▶ [TASK OBJECTIVE] Copy each line of the records that contains the word "this".

+ + + + + + +

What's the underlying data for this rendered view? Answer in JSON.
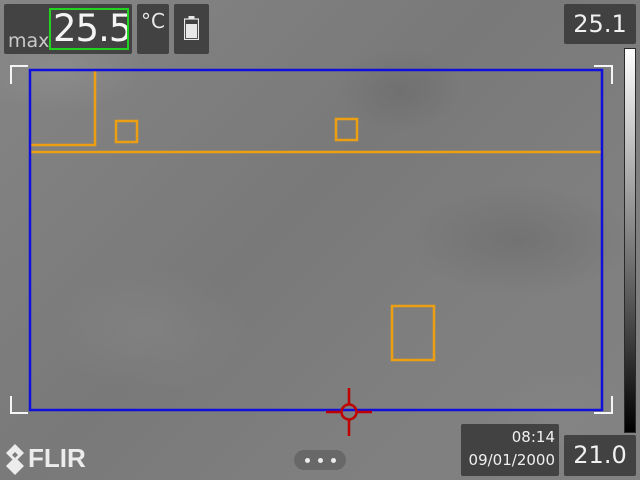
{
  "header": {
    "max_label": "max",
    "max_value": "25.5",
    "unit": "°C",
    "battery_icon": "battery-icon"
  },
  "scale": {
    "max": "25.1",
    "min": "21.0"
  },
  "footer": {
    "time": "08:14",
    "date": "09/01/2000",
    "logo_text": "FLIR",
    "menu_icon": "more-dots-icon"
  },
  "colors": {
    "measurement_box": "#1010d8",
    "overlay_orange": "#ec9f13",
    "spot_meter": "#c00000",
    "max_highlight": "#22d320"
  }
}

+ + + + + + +

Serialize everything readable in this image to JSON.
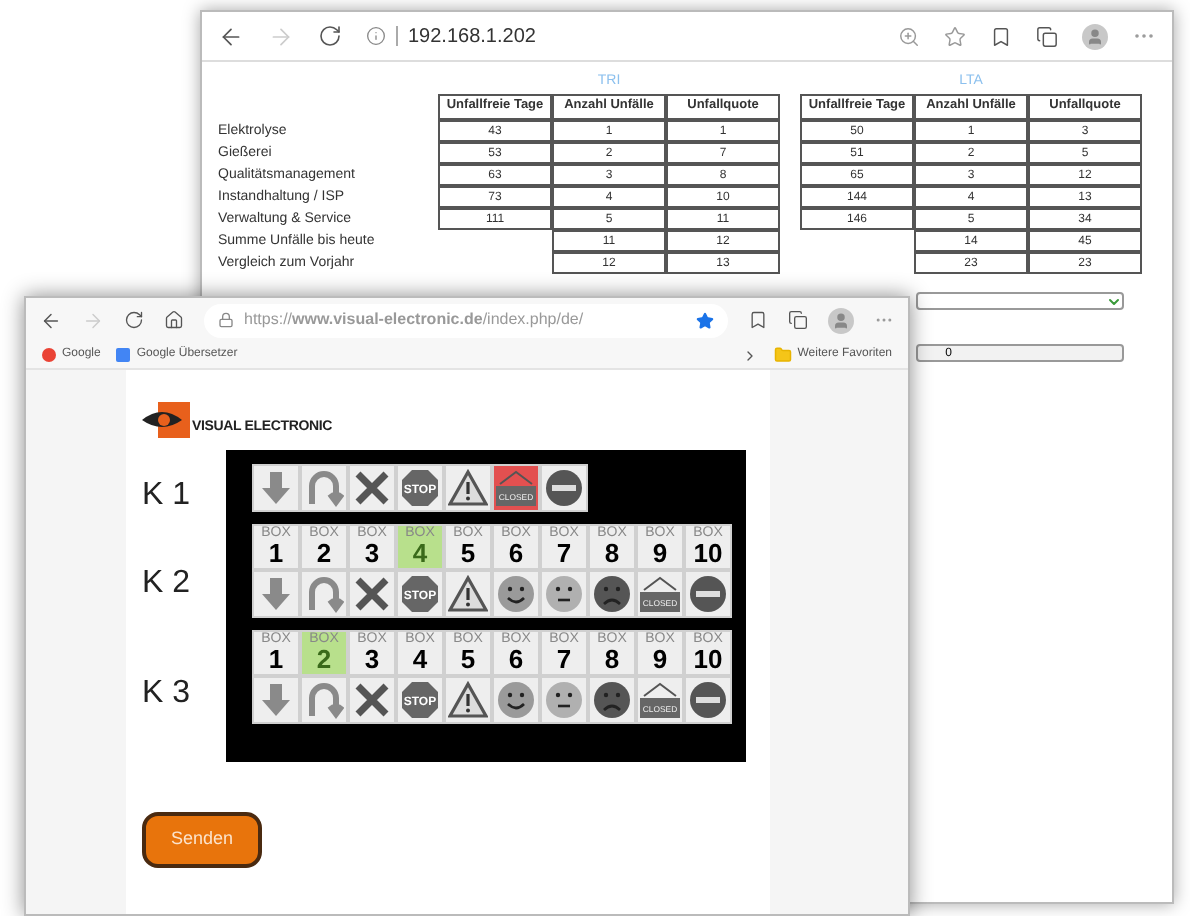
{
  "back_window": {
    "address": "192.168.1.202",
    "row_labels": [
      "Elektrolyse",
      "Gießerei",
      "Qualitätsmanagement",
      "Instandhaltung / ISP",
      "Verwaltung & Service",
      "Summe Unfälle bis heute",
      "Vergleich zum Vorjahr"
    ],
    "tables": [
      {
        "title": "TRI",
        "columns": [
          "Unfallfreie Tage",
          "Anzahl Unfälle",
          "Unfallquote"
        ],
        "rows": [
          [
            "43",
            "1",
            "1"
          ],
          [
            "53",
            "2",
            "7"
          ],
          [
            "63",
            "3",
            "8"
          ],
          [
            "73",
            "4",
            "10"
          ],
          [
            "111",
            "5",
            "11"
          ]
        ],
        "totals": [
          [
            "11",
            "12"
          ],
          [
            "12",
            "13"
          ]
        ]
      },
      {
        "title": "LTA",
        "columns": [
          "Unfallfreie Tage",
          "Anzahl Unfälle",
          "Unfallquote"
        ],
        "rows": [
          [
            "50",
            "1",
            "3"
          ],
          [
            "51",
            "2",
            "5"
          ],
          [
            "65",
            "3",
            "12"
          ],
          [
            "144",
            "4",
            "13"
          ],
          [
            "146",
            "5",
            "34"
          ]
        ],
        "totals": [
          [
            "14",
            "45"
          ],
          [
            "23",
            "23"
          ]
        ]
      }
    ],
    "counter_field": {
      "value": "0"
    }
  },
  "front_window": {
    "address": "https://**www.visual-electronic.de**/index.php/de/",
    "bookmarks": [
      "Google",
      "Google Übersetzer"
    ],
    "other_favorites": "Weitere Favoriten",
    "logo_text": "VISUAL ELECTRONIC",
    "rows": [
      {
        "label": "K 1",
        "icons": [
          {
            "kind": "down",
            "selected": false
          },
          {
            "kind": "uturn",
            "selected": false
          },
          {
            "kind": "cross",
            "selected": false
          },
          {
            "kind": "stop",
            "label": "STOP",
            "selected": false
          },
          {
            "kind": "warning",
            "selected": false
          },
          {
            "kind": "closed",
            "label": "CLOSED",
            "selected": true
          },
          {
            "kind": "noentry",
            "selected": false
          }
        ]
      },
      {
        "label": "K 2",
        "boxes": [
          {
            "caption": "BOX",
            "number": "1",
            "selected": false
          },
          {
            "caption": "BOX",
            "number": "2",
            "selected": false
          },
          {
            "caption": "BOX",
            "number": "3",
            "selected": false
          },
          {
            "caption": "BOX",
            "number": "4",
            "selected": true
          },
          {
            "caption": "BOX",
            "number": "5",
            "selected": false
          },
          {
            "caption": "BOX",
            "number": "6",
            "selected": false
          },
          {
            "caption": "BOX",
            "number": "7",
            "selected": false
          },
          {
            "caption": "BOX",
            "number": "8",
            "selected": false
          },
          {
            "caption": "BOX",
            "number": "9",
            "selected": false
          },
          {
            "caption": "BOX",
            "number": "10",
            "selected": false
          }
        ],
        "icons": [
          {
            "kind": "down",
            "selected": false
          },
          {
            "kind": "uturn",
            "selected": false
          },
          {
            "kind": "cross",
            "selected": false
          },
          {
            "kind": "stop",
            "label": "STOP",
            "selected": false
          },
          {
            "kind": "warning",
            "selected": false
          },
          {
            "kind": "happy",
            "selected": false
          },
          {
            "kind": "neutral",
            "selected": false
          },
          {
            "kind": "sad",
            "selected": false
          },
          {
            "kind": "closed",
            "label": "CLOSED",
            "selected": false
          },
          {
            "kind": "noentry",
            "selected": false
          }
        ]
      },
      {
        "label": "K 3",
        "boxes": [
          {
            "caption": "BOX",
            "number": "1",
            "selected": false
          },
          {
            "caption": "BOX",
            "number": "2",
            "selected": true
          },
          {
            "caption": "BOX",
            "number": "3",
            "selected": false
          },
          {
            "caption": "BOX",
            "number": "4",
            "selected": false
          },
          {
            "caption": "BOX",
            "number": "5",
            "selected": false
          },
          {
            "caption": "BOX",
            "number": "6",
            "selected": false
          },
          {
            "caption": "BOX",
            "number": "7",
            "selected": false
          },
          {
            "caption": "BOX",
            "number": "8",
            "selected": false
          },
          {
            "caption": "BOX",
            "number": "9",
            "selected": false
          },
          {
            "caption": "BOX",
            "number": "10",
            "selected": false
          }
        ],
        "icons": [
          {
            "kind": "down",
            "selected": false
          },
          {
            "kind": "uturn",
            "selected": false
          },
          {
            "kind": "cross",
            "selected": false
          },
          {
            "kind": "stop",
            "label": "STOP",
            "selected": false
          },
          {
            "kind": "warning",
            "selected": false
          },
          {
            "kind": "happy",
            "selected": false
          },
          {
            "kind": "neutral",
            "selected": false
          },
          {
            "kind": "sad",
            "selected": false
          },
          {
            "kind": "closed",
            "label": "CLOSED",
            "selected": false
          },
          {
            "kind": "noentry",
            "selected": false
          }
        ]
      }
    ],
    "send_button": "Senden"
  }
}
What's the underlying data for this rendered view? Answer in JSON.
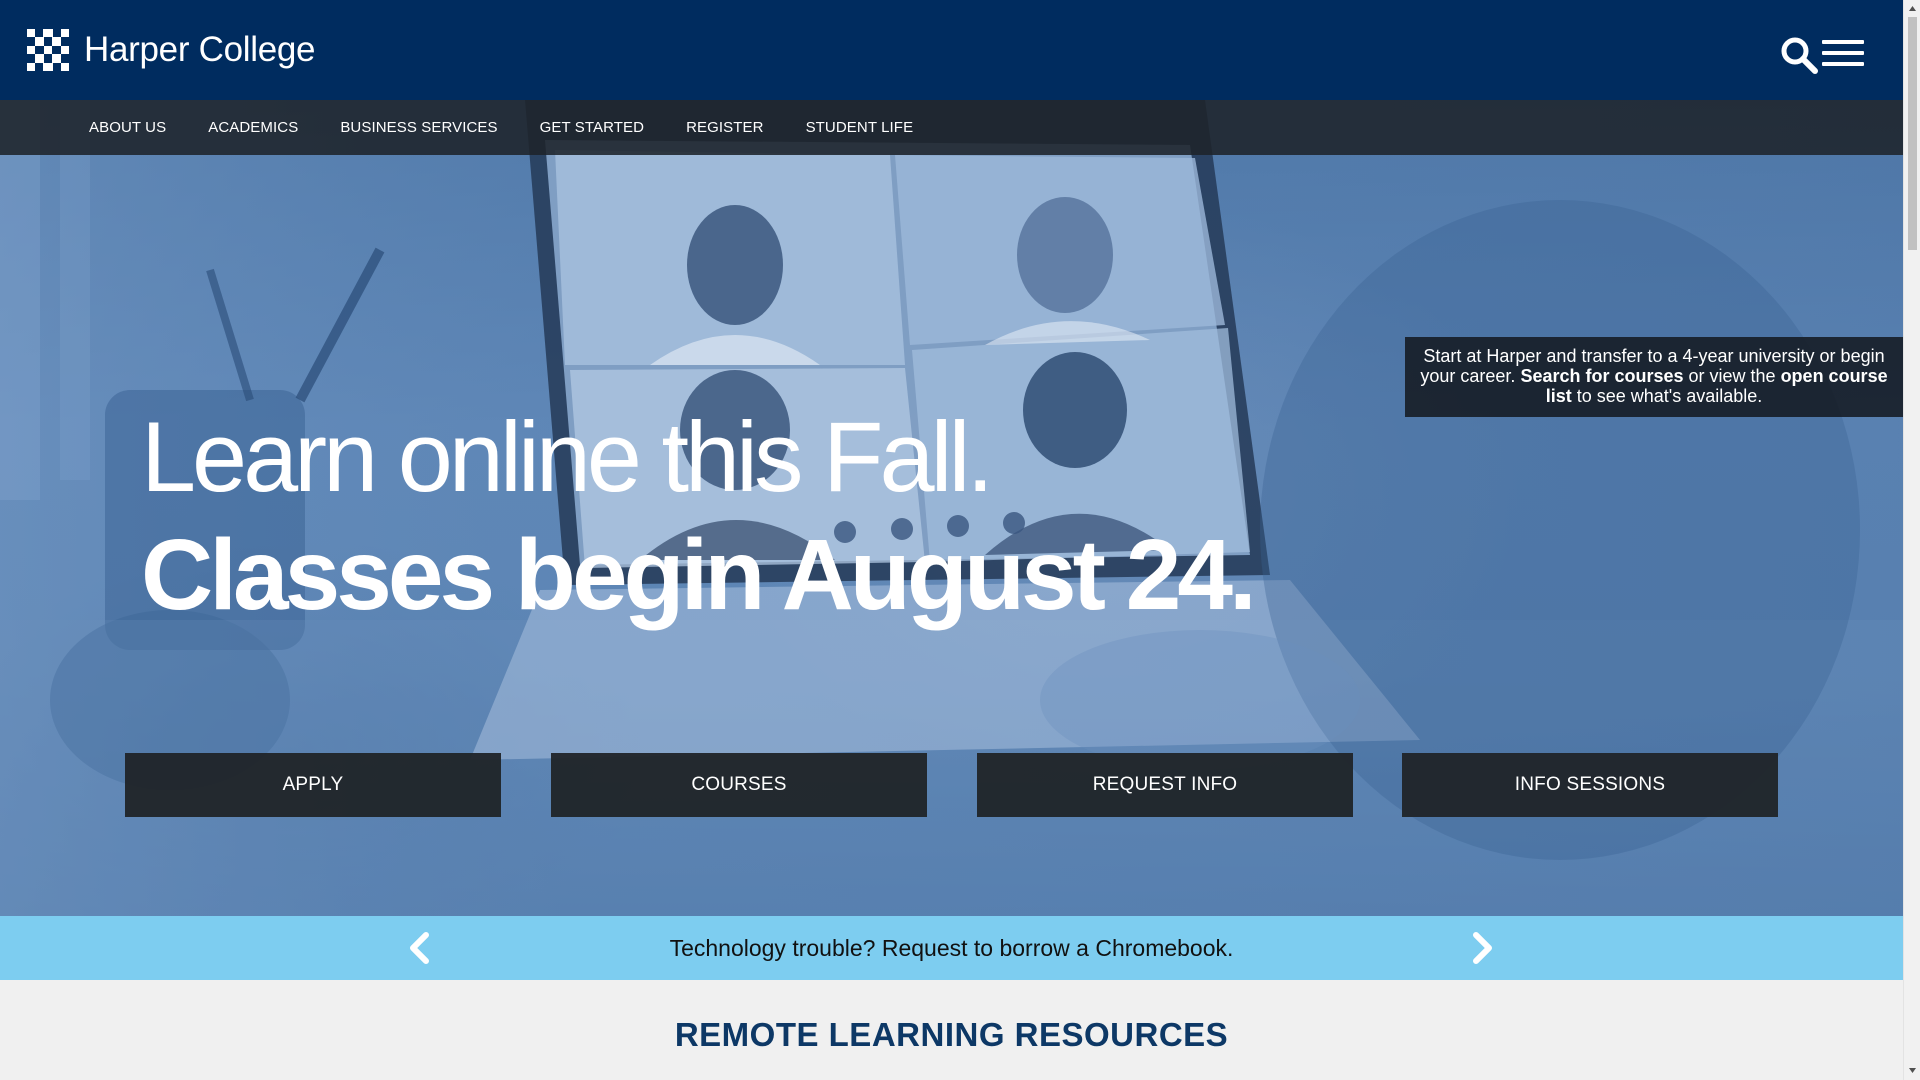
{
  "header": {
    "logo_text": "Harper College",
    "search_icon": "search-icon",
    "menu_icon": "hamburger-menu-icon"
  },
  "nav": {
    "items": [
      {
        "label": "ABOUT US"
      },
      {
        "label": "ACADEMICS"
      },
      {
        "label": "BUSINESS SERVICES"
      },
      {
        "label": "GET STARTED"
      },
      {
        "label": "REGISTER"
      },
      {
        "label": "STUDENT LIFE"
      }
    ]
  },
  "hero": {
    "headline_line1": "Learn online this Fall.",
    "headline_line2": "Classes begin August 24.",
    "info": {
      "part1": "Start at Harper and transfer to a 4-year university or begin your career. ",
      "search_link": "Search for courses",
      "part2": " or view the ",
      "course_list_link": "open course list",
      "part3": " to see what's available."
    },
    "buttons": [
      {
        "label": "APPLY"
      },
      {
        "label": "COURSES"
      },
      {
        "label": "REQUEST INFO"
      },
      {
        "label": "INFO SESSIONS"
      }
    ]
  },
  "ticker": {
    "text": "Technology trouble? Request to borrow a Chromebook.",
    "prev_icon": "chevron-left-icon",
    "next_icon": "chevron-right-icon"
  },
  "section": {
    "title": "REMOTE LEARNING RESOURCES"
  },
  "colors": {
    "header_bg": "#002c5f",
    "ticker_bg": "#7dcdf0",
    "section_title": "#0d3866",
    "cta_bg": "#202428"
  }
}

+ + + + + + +

▶ [SOLUTION]
What's the underlying data for this rendered view? Answer in JSON.
Serialize everything readable in this image to JSON.
What's the underlying data for this rendered view? Answer in JSON.
    "headline_line1": "Learn online this Fall.",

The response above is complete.